# YOUR ASSIGNMENT
Pull out every line with the word "JSON" from the entries below.
[Opening DATA SECTION section]
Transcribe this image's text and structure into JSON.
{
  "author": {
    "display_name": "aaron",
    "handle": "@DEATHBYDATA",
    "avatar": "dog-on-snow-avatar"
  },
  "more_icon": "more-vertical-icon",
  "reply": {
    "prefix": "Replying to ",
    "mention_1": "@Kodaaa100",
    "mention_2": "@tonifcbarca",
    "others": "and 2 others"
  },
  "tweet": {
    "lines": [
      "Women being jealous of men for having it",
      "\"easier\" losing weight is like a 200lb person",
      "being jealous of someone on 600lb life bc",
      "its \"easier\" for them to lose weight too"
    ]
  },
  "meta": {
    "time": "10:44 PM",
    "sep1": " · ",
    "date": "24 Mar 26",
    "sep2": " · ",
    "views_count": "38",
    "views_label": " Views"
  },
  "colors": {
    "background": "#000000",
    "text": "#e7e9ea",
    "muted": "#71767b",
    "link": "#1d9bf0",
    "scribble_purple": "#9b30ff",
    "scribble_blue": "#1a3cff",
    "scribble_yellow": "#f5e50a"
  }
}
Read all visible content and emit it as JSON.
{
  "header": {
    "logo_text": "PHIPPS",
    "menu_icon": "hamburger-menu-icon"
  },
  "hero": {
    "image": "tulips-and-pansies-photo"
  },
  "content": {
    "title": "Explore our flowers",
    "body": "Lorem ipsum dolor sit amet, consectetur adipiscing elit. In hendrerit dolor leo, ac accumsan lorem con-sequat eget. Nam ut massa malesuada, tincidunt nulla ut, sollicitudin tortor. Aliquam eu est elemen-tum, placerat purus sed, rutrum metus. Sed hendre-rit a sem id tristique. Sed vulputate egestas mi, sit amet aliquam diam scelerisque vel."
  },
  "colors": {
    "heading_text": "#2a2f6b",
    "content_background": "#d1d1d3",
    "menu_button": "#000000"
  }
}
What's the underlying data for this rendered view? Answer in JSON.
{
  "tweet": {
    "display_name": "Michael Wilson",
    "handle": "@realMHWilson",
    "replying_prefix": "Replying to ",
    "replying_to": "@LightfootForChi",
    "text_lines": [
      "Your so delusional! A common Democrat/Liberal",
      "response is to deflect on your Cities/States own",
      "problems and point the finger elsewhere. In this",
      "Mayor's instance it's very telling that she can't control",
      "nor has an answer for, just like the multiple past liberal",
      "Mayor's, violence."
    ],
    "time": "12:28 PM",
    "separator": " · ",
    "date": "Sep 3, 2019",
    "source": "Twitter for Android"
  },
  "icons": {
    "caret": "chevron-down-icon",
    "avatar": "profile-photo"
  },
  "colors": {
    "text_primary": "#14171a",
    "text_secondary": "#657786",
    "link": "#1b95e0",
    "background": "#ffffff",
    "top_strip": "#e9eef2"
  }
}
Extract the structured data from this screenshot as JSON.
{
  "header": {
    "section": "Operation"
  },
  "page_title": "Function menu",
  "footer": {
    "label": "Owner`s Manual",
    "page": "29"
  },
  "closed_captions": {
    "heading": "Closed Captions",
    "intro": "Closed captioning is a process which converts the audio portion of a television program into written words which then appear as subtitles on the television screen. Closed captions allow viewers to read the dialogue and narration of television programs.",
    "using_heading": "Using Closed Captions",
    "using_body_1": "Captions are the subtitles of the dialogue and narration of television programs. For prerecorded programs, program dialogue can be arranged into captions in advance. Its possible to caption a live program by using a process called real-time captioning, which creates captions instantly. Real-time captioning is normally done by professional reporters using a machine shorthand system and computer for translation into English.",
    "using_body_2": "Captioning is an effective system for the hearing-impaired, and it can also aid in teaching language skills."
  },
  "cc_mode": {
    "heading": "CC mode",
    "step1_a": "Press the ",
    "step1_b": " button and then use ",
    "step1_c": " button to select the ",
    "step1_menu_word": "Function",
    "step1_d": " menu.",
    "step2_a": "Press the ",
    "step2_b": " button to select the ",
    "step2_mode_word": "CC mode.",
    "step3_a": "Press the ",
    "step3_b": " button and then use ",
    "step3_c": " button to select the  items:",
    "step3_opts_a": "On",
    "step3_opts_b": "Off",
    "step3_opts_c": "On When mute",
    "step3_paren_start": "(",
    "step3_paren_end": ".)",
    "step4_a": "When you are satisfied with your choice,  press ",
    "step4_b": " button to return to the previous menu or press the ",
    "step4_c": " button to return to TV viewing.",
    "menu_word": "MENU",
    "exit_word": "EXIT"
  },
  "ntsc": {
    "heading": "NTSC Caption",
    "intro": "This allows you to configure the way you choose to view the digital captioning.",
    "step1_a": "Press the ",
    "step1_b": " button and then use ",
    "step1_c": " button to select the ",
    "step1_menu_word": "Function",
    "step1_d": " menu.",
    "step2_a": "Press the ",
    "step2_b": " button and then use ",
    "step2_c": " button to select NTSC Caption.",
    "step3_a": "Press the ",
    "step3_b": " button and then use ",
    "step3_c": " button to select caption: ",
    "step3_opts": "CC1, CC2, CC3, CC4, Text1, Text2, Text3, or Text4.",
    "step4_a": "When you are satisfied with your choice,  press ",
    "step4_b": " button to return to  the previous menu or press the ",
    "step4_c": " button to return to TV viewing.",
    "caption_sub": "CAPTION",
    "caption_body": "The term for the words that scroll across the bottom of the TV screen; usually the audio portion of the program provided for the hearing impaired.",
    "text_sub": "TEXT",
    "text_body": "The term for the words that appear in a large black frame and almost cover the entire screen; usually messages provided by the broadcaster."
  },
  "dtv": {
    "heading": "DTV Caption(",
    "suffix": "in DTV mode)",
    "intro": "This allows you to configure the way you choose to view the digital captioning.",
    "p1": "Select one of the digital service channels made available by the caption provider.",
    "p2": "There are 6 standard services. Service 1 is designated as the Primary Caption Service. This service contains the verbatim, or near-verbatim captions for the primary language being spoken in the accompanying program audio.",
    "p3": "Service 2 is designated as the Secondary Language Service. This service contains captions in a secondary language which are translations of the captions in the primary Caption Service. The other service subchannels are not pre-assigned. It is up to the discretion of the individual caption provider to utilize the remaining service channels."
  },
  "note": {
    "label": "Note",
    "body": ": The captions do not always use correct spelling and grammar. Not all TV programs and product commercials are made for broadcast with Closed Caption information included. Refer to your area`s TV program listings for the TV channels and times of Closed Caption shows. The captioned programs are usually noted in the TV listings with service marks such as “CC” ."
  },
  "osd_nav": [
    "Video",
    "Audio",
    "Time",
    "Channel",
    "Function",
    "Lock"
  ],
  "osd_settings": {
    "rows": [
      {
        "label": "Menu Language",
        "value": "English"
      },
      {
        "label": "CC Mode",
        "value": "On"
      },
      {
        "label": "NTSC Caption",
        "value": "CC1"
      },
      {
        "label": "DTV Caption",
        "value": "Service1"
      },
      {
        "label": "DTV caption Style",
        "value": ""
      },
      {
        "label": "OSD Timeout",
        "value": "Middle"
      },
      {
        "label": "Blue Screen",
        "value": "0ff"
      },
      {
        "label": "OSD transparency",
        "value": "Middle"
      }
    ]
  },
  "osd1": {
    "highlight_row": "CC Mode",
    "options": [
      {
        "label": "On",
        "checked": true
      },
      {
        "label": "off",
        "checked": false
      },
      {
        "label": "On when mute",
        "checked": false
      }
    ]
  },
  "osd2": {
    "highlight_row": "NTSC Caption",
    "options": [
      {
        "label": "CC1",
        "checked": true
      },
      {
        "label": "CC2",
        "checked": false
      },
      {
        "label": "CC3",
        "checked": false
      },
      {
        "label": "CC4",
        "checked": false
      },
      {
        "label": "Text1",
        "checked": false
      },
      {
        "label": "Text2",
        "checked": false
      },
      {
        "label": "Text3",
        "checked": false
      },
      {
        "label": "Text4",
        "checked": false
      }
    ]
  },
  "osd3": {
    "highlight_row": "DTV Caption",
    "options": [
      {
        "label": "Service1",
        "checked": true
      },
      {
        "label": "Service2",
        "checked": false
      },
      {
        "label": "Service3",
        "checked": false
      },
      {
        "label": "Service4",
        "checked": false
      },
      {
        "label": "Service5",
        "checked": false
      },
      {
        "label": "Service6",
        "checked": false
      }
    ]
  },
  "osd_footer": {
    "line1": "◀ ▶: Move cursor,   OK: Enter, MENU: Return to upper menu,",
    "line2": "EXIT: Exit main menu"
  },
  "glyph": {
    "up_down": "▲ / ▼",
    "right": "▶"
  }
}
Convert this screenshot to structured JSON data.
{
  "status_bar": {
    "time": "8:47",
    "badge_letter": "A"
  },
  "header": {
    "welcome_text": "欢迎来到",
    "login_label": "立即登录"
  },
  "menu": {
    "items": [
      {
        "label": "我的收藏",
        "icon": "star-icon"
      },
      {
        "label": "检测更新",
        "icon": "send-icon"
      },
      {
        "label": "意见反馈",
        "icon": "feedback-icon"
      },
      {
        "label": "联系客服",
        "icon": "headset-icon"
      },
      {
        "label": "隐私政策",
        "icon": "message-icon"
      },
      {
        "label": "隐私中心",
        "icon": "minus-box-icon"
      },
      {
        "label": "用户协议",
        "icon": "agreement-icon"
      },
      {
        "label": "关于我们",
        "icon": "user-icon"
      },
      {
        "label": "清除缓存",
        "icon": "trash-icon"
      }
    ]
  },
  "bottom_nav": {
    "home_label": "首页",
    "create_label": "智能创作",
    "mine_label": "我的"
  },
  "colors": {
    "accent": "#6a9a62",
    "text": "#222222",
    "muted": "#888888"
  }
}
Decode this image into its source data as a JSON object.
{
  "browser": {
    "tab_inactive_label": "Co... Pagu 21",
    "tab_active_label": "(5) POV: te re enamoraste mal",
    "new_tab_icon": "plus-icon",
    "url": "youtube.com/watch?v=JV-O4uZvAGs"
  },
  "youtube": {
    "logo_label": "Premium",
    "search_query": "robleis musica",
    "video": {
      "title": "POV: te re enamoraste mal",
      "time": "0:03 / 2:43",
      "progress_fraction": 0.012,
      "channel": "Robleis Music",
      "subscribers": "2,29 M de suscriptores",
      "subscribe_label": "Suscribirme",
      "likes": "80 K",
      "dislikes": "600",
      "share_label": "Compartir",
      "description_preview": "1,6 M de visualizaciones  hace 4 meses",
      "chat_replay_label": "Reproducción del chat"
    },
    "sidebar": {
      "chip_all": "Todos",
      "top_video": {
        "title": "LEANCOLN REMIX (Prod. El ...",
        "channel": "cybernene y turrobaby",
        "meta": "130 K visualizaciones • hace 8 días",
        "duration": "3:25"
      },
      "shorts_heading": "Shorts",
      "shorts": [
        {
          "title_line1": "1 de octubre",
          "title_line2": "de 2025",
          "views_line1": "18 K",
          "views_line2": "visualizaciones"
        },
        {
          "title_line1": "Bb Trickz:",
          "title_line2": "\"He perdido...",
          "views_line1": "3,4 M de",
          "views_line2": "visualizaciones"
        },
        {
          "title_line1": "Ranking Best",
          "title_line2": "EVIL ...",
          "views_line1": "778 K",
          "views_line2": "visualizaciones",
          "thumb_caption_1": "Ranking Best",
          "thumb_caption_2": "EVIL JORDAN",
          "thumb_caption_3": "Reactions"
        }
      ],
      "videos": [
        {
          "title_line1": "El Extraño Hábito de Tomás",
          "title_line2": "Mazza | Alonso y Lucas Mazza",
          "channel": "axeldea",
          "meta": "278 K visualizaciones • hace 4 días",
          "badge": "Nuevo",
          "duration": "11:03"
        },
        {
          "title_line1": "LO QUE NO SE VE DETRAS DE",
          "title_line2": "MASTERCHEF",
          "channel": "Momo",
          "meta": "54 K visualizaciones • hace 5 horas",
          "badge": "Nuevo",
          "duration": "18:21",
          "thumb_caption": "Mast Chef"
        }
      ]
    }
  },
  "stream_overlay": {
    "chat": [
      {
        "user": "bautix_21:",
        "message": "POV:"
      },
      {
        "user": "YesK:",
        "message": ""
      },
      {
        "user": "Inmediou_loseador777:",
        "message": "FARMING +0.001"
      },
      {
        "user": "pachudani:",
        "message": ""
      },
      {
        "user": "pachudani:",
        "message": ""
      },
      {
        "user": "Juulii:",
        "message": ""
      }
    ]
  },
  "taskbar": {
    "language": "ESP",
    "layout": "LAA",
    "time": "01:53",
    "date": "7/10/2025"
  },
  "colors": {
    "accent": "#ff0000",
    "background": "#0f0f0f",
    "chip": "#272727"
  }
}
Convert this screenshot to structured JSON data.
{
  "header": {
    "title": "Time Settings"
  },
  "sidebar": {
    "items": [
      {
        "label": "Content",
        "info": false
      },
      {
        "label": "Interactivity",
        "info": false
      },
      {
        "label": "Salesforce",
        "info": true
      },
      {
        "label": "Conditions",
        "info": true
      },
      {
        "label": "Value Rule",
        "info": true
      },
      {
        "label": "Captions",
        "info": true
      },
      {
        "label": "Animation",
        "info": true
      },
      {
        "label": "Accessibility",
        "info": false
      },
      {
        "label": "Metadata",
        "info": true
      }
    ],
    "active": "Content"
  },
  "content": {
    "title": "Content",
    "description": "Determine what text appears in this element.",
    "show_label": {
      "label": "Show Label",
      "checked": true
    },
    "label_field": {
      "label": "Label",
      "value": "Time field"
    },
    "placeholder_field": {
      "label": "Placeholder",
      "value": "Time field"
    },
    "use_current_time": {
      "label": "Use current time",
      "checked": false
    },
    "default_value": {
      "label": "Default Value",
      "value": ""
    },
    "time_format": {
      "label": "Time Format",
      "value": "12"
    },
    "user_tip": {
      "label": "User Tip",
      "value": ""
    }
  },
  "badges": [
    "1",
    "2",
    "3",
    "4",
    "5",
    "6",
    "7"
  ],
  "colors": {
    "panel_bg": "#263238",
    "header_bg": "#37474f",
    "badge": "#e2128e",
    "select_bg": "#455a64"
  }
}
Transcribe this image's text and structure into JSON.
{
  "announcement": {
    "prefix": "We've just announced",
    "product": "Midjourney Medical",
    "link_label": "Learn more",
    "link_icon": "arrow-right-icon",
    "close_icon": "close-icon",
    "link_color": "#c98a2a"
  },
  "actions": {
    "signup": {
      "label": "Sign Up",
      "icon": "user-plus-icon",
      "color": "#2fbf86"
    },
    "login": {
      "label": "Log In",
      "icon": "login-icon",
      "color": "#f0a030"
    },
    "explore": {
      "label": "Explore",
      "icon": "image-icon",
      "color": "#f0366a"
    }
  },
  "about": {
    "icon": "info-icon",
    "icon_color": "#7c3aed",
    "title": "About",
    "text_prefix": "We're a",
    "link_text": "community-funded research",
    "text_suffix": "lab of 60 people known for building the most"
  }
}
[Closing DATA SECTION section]
# TASK RESULT
Transcribe this image's text and structure into JSON.
Read all visible content and emit it as JSON.
What's the underlying data for this rendered view? Answer in JSON.
Extract the structured data from this screenshot as JSON.
Convert this screenshot to structured JSON data.
Decode this image into its source data as a JSON object.
Convert this screenshot to structured JSON data.
Transcribe this image's text and structure into JSON.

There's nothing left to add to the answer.